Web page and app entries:

=-=-=-=-=

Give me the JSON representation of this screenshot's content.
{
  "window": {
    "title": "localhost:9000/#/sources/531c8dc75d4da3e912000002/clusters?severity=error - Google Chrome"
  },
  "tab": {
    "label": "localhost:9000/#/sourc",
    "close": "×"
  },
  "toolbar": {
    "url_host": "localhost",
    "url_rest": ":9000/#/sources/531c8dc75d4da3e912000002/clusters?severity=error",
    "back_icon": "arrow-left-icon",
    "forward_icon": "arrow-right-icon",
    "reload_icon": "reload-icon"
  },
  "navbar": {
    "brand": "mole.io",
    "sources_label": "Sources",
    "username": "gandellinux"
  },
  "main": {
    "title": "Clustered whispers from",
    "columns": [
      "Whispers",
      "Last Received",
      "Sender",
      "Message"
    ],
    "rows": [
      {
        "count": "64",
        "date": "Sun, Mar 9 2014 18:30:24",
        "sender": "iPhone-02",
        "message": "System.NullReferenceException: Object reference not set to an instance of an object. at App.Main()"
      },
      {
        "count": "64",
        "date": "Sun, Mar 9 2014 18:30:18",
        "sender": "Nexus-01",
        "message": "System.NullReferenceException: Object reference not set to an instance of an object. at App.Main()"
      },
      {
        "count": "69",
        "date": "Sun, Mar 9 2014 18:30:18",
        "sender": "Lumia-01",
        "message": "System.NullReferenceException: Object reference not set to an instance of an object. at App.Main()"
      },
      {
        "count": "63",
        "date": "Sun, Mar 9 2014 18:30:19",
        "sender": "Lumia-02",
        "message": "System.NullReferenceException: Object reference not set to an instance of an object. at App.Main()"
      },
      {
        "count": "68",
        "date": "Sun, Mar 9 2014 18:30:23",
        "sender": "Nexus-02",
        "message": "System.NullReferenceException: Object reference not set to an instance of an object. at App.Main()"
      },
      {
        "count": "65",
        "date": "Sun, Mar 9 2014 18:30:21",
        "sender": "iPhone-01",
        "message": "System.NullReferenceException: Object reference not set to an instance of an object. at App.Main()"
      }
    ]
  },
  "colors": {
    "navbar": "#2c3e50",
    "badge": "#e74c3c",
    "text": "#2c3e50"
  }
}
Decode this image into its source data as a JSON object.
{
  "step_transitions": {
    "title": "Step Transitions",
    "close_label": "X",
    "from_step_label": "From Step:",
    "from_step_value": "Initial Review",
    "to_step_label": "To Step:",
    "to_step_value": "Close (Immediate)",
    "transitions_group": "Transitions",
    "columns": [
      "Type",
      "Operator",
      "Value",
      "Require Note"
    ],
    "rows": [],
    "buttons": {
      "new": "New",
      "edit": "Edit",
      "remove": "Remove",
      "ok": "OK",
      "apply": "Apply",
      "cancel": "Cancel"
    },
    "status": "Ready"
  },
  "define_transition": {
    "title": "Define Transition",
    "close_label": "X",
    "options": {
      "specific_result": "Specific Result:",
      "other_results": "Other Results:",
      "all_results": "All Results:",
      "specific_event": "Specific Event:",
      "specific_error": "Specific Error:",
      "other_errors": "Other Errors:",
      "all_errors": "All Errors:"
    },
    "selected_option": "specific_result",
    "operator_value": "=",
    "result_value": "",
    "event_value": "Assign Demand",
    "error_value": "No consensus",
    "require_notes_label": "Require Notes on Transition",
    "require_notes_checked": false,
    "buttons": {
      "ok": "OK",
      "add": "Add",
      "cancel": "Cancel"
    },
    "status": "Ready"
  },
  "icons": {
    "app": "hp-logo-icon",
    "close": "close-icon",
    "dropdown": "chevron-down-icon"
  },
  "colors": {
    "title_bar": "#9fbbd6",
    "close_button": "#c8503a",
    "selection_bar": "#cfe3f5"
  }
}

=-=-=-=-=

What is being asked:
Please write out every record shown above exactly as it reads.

Written solution:
Give me the JSON representation of this screenshot's content.
{
  "window": {
    "title": "localhost:9000/#/sources/531c8dc75d4da3e912000002/clusters?severity=error - Google Chrome"
  },
  "tab": {
    "label": "localhost:9000/#/sourc",
    "close": "×"
  },
  "toolbar": {
    "url_host": "localhost",
    "url_rest": ":9000/#/sources/531c8dc75d4da3e912000002/clusters?severity=error",
    "back_icon": "arrow-left-icon",
    "forward_icon": "arrow-right-icon",
    "reload_icon": "reload-icon"
  },
  "navbar": {
    "brand": "mole.io",
    "sources_label": "Sources",
    "username": "gandellinux"
  },
  "main": {
    "title": "Clustered whispers from",
    "columns": [
      "Whispers",
      "Last Received",
      "Sender",
      "Message"
    ],
    "rows": [
      {
        "count": "64",
        "date": "Sun, Mar 9 2014 18:30:24",
        "sender": "iPhone-02",
        "message": "System.NullReferenceException: Object reference not set to an instance of an object. at App.Main()"
      },
      {
        "count": "64",
        "date": "Sun, Mar 9 2014 18:30:18",
        "sender": "Nexus-01",
        "message": "System.NullReferenceException: Object reference not set to an instance of an object. at App.Main()"
      },
      {
        "count": "69",
        "date": "Sun, Mar 9 2014 18:30:18",
        "sender": "Lumia-01",
        "message": "System.NullReferenceException: Object reference not set to an instance of an object. at App.Main()"
      },
      {
        "count": "63",
        "date": "Sun, Mar 9 2014 18:30:19",
        "sender": "Lumia-02",
        "message": "System.NullReferenceException: Object reference not set to an instance of an object. at App.Main()"
      },
      {
        "count": "68",
        "date": "Sun, Mar 9 2014 18:30:23",
        "sender": "Nexus-02",
        "message": "System.NullReferenceException: Object reference not set to an instance of an object. at App.Main()"
      },
      {
        "count": "65",
        "date": "Sun, Mar 9 2014 18:30:21",
        "sender": "iPhone-01",
        "message": "System.NullReferenceException: Object reference not set to an instance of an object. at App.Main()"
      }
    ]
  },
  "colors": {
    "navbar": "#2c3e50",
    "badge": "#e74c3c",
    "text": "#2c3e50"
  }
}
Decode this image into its source data as a JSON object.
{
  "step_transitions": {
    "title": "Step Transitions",
    "close_label": "X",
    "from_step_label": "From Step:",
    "from_step_value": "Initial Review",
    "to_step_label": "To Step:",
    "to_step_value": "Close (Immediate)",
    "transitions_group": "Transitions",
    "columns": [
      "Type",
      "Operator",
      "Value",
      "Require Note"
    ],
    "rows": [],
    "buttons": {
      "new": "New",
      "edit": "Edit",
      "remove": "Remove",
      "ok": "OK",
      "apply": "Apply",
      "cancel": "Cancel"
    },
    "status": "Ready"
  },
  "define_transition": {
    "title": "Define Transition",
    "close_label": "X",
    "options": {
      "specific_result": "Specific Result:",
      "other_results": "Other Results:",
      "all_results": "All Results:",
      "specific_event": "Specific Event:",
      "specific_error": "Specific Error:",
      "other_errors": "Other Errors:",
      "all_errors": "All Errors:"
    },
    "selected_option": "specific_result",
    "operator_value": "=",
    "result_value": "",
    "event_value": "Assign Demand",
    "error_value": "No consensus",
    "require_notes_label": "Require Notes on Transition",
    "require_notes_checked": false,
    "buttons": {
      "ok": "OK",
      "add": "Add",
      "cancel": "Cancel"
    },
    "status": "Ready"
  },
  "icons": {
    "app": "hp-logo-icon",
    "close": "close-icon",
    "dropdown": "chevron-down-icon"
  },
  "colors": {
    "title_bar": "#9fbbd6",
    "close_button": "#c8503a",
    "selection_bar": "#cfe3f5"
  }
}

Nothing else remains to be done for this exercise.